= Dataset rows describing interfaces =
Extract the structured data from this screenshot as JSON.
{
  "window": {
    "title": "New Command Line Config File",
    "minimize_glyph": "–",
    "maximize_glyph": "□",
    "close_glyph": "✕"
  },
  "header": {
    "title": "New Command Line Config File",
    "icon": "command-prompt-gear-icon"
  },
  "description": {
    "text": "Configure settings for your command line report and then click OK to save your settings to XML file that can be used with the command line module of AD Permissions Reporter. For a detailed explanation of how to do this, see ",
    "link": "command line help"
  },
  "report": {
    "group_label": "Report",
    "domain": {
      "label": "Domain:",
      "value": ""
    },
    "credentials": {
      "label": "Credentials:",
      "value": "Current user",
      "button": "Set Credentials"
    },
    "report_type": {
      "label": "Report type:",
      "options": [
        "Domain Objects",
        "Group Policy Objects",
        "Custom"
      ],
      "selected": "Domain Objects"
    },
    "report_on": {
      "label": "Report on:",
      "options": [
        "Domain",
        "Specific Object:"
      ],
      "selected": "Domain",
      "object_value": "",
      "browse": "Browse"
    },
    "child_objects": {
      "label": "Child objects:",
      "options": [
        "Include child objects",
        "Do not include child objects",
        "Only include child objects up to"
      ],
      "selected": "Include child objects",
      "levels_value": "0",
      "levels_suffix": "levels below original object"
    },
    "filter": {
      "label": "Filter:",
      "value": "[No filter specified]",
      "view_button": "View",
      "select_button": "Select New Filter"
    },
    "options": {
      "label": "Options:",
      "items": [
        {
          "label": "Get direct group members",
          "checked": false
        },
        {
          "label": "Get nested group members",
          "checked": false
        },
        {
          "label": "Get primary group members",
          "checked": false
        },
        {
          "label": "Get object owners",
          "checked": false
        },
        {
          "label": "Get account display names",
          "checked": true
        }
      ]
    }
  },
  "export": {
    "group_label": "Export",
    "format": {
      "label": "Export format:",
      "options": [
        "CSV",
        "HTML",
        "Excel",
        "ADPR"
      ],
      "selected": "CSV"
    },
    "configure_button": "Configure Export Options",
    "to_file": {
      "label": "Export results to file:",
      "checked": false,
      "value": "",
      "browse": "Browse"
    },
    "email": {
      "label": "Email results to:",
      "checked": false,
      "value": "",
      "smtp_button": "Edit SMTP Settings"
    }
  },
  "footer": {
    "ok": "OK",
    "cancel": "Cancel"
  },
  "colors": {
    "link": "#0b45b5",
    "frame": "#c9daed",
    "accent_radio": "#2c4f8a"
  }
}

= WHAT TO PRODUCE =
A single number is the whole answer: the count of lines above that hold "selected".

= RESULT OF THIS EXERCISE =
4